(Excerpts from a dataset)
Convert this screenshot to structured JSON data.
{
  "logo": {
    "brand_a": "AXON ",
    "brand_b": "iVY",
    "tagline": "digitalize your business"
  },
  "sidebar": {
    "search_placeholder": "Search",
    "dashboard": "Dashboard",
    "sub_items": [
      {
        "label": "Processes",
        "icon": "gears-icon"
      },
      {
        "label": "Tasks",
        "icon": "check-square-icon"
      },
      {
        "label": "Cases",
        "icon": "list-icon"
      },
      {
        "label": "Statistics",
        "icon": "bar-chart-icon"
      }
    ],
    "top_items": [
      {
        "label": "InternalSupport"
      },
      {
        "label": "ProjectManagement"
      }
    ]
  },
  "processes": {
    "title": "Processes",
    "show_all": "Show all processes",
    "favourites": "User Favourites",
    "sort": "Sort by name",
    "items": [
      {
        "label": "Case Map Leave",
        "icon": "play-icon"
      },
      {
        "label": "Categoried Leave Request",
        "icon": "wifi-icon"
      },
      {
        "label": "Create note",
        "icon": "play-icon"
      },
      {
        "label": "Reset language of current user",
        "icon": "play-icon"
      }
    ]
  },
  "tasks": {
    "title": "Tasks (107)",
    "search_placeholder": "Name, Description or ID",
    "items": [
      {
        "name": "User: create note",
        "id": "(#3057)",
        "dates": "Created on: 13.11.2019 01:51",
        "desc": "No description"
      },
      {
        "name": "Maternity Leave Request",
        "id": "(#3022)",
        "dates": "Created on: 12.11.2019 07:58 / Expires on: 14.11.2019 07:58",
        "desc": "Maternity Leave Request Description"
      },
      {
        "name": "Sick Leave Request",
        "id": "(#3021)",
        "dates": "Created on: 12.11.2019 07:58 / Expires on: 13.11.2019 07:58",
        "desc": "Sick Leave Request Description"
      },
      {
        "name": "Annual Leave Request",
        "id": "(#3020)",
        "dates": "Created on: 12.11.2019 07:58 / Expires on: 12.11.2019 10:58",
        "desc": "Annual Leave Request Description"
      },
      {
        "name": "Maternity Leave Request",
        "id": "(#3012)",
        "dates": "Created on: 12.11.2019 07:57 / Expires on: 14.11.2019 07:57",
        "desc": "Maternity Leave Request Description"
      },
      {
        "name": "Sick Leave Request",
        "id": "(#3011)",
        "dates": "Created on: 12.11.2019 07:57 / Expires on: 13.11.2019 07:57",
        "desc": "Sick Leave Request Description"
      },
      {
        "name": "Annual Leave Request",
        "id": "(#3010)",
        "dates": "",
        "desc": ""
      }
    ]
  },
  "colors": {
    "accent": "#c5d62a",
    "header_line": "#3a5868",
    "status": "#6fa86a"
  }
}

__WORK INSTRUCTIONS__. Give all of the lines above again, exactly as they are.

__REPLY__.
Convert this screenshot to structured JSON data.
{
  "logo": {
    "brand_a": "AXON ",
    "brand_b": "iVY",
    "tagline": "digitalize your business"
  },
  "sidebar": {
    "search_placeholder": "Search",
    "dashboard": "Dashboard",
    "sub_items": [
      {
        "label": "Processes",
        "icon": "gears-icon"
      },
      {
        "label": "Tasks",
        "icon": "check-square-icon"
      },
      {
        "label": "Cases",
        "icon": "list-icon"
      },
      {
        "label": "Statistics",
        "icon": "bar-chart-icon"
      }
    ],
    "top_items": [
      {
        "label": "InternalSupport"
      },
      {
        "label": "ProjectManagement"
      }
    ]
  },
  "processes": {
    "title": "Processes",
    "show_all": "Show all processes",
    "favourites": "User Favourites",
    "sort": "Sort by name",
    "items": [
      {
        "label": "Case Map Leave",
        "icon": "play-icon"
      },
      {
        "label": "Categoried Leave Request",
        "icon": "wifi-icon"
      },
      {
        "label": "Create note",
        "icon": "play-icon"
      },
      {
        "label": "Reset language of current user",
        "icon": "play-icon"
      }
    ]
  },
  "tasks": {
    "title": "Tasks (107)",
    "search_placeholder": "Name, Description or ID",
    "items": [
      {
        "name": "User: create note",
        "id": "(#3057)",
        "dates": "Created on: 13.11.2019 01:51",
        "desc": "No description"
      },
      {
        "name": "Maternity Leave Request",
        "id": "(#3022)",
        "dates": "Created on: 12.11.2019 07:58 / Expires on: 14.11.2019 07:58",
        "desc": "Maternity Leave Request Description"
      },
      {
        "name": "Sick Leave Request",
        "id": "(#3021)",
        "dates": "Created on: 12.11.2019 07:58 / Expires on: 13.11.2019 07:58",
        "desc": "Sick Leave Request Description"
      },
      {
        "name": "Annual Leave Request",
        "id": "(#3020)",
        "dates": "Created on: 12.11.2019 07:58 / Expires on: 12.11.2019 10:58",
        "desc": "Annual Leave Request Description"
      },
      {
        "name": "Maternity Leave Request",
        "id": "(#3012)",
        "dates": "Created on: 12.11.2019 07:57 / Expires on: 14.11.2019 07:57",
        "desc": "Maternity Leave Request Description"
      },
      {
        "name": "Sick Leave Request",
        "id": "(#3011)",
        "dates": "Created on: 12.11.2019 07:57 / Expires on: 13.11.2019 07:57",
        "desc": "Sick Leave Request Description"
      },
      {
        "name": "Annual Leave Request",
        "id": "(#3010)",
        "dates": "",
        "desc": ""
      }
    ]
  },
  "colors": {
    "accent": "#c5d62a",
    "header_line": "#3a5868",
    "status": "#6fa86a"
  }
}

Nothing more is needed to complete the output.